It’s also worth noting the ‘two people share the center and everyone else follows diagonally’ triangle is also common among sextets and octets, even numbered groups in general.
You should now what a triangle is at the point. Sadly, pure triangles become rare as groups get bigger. The one above might not even be a triangle. When looking for Seventeen triangles, I kept having to start over because there would be a couple guys upstage center further upstage than the two members standing in corners. Making it a jewel diamond. (Of course Seventeen would do this.) Music show versions of Pretty U show the jewel as clear as day, but you can hardly find it in the photo above. The couch might have influenced the members in the back to not step back any further.
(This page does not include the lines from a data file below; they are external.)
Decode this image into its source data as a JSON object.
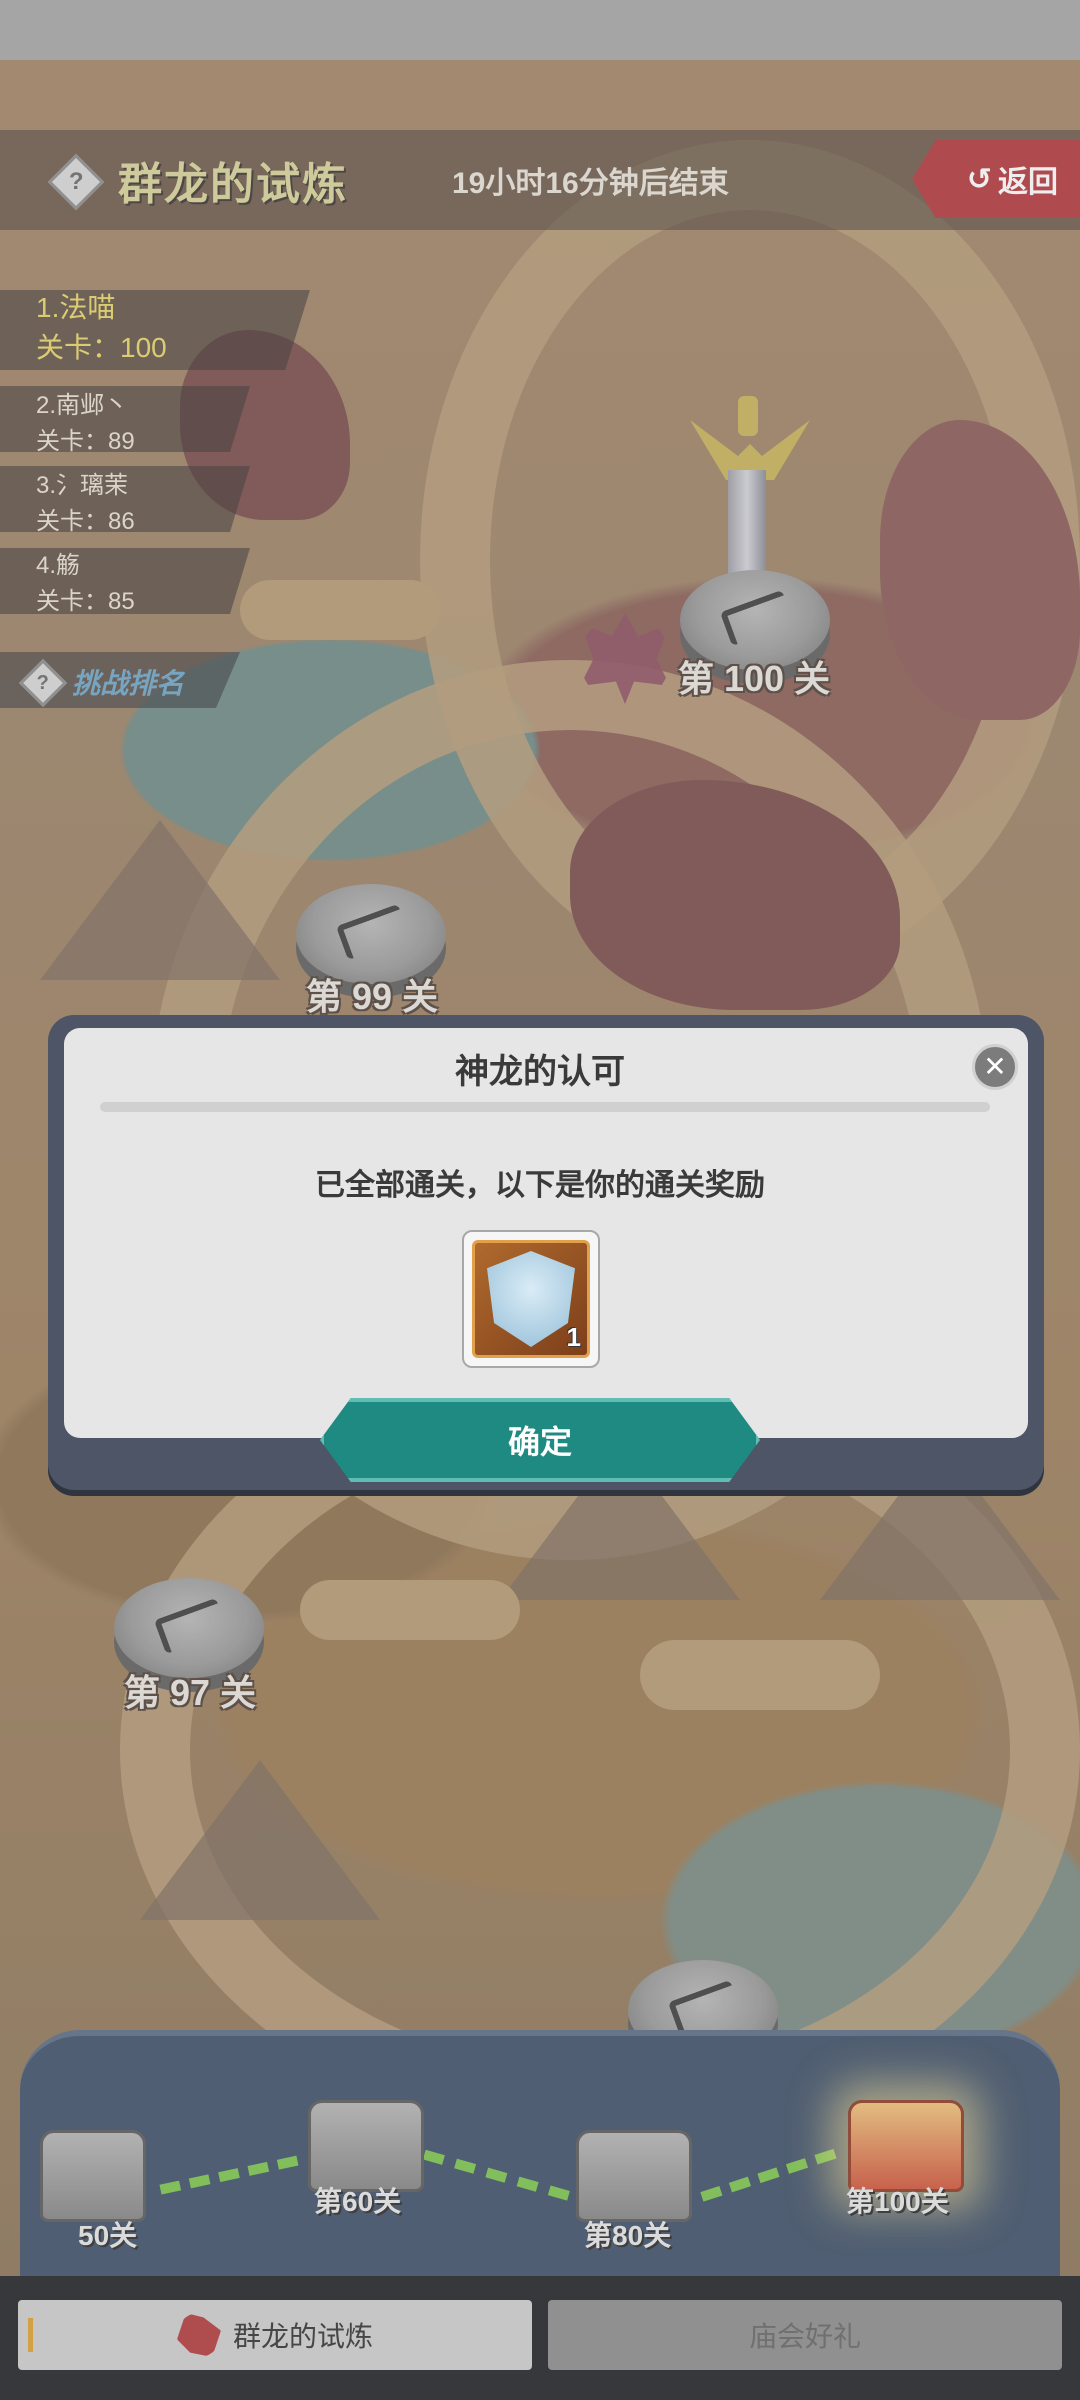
{
  "header": {
    "event_title": "群龙的试炼",
    "timer": "19小时16分钟后结束",
    "back_label": "返回",
    "help_glyph": "?"
  },
  "ranking": {
    "entries": [
      {
        "name": "1.法喵",
        "stage": "关卡：100"
      },
      {
        "name": "2.南邺丶",
        "stage": "关卡：89"
      },
      {
        "name": "3.氵璃茉",
        "stage": "关卡：86"
      },
      {
        "name": "4.觞",
        "stage": "关卡：85"
      }
    ],
    "challenge_rank_label": "挑战排名"
  },
  "levels": {
    "level_100": "第 100 关",
    "level_99": "第 99 关",
    "level_97": "第 97 关"
  },
  "modal": {
    "title": "神龙的认可",
    "message": "已全部通关，以下是你的通关奖励",
    "reward_count": "1",
    "confirm_label": "确定",
    "close_glyph": "✕"
  },
  "milestones": {
    "m50": "50关",
    "m60": "第60关",
    "m80": "第80关",
    "m100": "第100关"
  },
  "tabs": {
    "trial": "群龙的试炼",
    "gift": "庙会好礼"
  },
  "colors": {
    "accent_teal": "#1f8a82",
    "back_red": "#b3393c",
    "title_yellow": "#d9d49a",
    "progress_green": "#7cc54c"
  }
}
Full triangle or not, we still have an outline. And that’s all you can hope for with large groups.
In case it needs saying again, dance pieces love triangles. Completely straight lines are too plain (and straight lines that are used aren’t purely straight) as well as too long for the stage when it comes to larger groups. The triangle formation is one of many formations used, but it sure is the most common. Even with larger groups that tend to not use a pure triangle, they’ll still have dance points that are triangular one way or another. And once you see it, you can’t unsee it. Now you can show your k-pop friends how smart you are when watching dance practices with them. Or not. Play me out, boys!